Then again, maybe I’m spoiled. This is what a good shrimp taco looks like, and what I more or less expected when I ordered the same dish @ The Surfer Taco. You can find this taco in Boyle Heights, on Olympic:
This is what the afternoon line for a good shrimp taco looks like:
This is the shrimp taco at The Surfer Taco:
And for good measure, this is what the afternoon line at The Surfer Taco looks like:
In its defense, the line alone will have me coming back to The Surfer Taco before you ever catch me waiting in an hour-plus line for the Kogi BBQ phenom, but Kogi is a separate post entirely celebrating the ever-fascinating Los Angeles phenomenon mentality. Next year I am going to launch a line of full-service catering, twittering, dj-inclusive $7 cupcake trucks, go hog wild for six months and retire and/or buy The Surfer Taco truck for something truly subversive.
Back to that surf report, then. How exactly does one eat The Surfer Taco’s version of the shrimp taco? Bad news bears all ’round. Look at that pile of tomato and whatnot. You can’t roll it. You can’t even bend it. The tortillas are out-of-the-package cold, but the shrimp have come straight out of the fryer and are still sizzling hot, scalding your hand through the cold tortillas every time you attempt any maneuver. For better or worse, depending on how much you like this taco, you get a lot of shrimp. I had to start by pulling a few out and dipping them in the sauce, and I don’t know which was less pleasing to me, the taste of the oil which smacked of the remains of one billion shrimp fried back in the mid-’90s (WAY pre-twitter), or the taste of the sauce. (Just retched again writing it down.) I’m over it though, so let’s continue.
This is the corner where The Surfer Taco can typically be found.

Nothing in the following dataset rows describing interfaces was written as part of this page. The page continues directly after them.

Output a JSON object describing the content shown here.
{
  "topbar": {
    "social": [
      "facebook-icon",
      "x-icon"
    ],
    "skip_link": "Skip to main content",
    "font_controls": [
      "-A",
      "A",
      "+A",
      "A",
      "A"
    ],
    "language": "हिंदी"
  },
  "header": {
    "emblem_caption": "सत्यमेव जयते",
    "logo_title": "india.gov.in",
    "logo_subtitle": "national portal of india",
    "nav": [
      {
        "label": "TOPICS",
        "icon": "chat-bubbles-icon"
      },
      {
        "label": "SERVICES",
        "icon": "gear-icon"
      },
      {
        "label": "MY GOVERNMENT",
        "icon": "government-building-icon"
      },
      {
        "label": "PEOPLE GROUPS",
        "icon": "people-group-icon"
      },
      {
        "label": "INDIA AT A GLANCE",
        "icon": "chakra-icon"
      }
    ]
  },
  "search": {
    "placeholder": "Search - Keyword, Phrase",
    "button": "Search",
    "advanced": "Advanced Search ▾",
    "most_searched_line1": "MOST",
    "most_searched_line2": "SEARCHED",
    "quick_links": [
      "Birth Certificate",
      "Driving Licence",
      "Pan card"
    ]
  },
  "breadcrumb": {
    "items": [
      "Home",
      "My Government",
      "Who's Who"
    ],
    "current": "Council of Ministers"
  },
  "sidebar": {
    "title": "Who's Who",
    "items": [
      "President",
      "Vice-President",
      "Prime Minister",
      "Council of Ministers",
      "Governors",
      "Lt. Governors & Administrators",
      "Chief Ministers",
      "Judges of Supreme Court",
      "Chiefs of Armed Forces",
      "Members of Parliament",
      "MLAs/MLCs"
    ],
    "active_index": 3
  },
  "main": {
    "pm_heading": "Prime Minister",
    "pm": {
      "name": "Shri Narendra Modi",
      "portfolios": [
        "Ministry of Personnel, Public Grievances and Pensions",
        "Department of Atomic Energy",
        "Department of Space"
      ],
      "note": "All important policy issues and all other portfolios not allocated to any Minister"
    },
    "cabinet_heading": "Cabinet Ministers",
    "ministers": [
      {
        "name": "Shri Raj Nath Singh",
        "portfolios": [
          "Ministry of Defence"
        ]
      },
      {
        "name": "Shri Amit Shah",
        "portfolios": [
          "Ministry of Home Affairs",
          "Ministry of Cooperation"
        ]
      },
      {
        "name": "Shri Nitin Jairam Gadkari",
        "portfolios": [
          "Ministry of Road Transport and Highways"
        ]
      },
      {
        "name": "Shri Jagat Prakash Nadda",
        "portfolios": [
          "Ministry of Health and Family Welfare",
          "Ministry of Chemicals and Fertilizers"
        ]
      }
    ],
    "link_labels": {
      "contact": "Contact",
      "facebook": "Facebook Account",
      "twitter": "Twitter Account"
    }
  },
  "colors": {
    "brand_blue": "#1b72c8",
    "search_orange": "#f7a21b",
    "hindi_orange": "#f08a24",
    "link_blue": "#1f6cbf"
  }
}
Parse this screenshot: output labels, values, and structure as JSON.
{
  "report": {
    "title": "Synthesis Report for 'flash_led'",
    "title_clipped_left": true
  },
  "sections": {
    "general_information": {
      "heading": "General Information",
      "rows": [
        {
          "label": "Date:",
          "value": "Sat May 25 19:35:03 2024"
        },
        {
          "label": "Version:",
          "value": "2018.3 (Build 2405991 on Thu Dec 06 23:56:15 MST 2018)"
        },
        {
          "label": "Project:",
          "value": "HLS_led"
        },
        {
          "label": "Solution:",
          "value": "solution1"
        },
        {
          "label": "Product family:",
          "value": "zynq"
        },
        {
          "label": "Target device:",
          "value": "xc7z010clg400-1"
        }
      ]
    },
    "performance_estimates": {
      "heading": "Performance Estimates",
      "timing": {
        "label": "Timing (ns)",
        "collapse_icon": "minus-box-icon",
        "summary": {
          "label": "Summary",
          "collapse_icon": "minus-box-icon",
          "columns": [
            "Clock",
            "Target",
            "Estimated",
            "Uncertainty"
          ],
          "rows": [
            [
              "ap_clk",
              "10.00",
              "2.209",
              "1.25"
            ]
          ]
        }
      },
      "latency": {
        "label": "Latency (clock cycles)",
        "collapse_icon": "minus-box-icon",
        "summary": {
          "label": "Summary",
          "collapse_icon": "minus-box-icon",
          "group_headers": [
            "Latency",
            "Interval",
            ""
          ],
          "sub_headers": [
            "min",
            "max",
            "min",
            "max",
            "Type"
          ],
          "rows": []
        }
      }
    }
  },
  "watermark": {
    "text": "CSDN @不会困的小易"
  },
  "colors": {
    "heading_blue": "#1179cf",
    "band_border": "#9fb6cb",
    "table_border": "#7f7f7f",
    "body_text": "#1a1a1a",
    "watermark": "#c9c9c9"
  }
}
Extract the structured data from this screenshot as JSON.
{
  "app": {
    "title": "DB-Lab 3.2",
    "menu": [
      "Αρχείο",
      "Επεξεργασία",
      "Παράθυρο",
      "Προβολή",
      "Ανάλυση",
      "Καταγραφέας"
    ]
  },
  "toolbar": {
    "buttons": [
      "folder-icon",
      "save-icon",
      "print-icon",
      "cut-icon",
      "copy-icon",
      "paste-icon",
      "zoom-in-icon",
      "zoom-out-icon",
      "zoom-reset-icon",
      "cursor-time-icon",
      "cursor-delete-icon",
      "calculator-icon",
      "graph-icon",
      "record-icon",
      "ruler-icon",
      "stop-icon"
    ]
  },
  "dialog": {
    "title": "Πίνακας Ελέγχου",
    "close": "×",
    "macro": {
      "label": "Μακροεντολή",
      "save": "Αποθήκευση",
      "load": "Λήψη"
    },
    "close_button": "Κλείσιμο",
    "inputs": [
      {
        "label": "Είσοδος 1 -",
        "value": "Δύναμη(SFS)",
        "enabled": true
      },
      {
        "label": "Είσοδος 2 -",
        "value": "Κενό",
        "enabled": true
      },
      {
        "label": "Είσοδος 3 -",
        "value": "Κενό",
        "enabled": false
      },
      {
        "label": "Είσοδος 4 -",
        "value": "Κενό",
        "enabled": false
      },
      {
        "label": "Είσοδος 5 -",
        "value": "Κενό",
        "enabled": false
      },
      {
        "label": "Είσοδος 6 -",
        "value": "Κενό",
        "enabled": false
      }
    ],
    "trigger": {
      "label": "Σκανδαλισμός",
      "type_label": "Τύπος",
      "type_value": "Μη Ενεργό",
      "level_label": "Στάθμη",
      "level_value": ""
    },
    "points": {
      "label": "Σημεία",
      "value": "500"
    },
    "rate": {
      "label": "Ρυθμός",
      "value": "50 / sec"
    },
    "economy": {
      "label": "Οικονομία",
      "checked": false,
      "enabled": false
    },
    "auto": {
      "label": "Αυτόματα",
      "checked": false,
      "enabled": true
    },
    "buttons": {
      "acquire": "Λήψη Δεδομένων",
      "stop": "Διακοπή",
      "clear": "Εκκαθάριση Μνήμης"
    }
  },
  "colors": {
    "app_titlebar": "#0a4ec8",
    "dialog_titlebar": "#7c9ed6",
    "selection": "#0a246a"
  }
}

Once you spot this corner, you are close:
If for some reason you are unsure whether or not you have arrived at the correct corner when you spy this corner, turn to your left, walk over and look at the side of The Surfer Taco for verification. The truck has helpfully plastered a gigantic photograph of this verysame corner on its side (Dig the price of gas in the photo; “ST” is already a museum piece for this reminder alone):
This is a surfing taco wearing funky sunglasses, from what I can tell:
And this is a taco-inquisitive dog who arrived with a lady that ordered an energy drink para llevar. Hell no little one, get your own. All mine. I don’t care how bad they are:
After the lunch I did some digging to see if Bandini ever hit up this joint back in the day when he actually wrote. Of course he did. Problem is, he gave it a four-out-of-five rating a couple years back and no way in hell would I agree with that. (In all fairness, he graded the al pastor.) At my visit the condiments he talked up were absent, the tacos were dry, the salsa was questionable but most importantly, the taco de camaron, hastily scribbled on cardboard right by the ordering cubbyhole thusly inspiring you to order it, was in my mind an unholy abomination that should never have seen the light of day, to say nothing of the 10 minutes the staff and I cumulatively wasted waiting for the shrimp to fry in that vat of sludge. The truck, however, really is a funny sight to behold as consolation, and the staff (two girls periodically distracted by some sort of local would-be Casanova during my visit) was very cordial.
The Surfer Taco
Sixth @ Witmer
Note: If you go, please try different dishes and add to the discussion. I want them to succeed; my gut tells me they have to be doing something right at some level.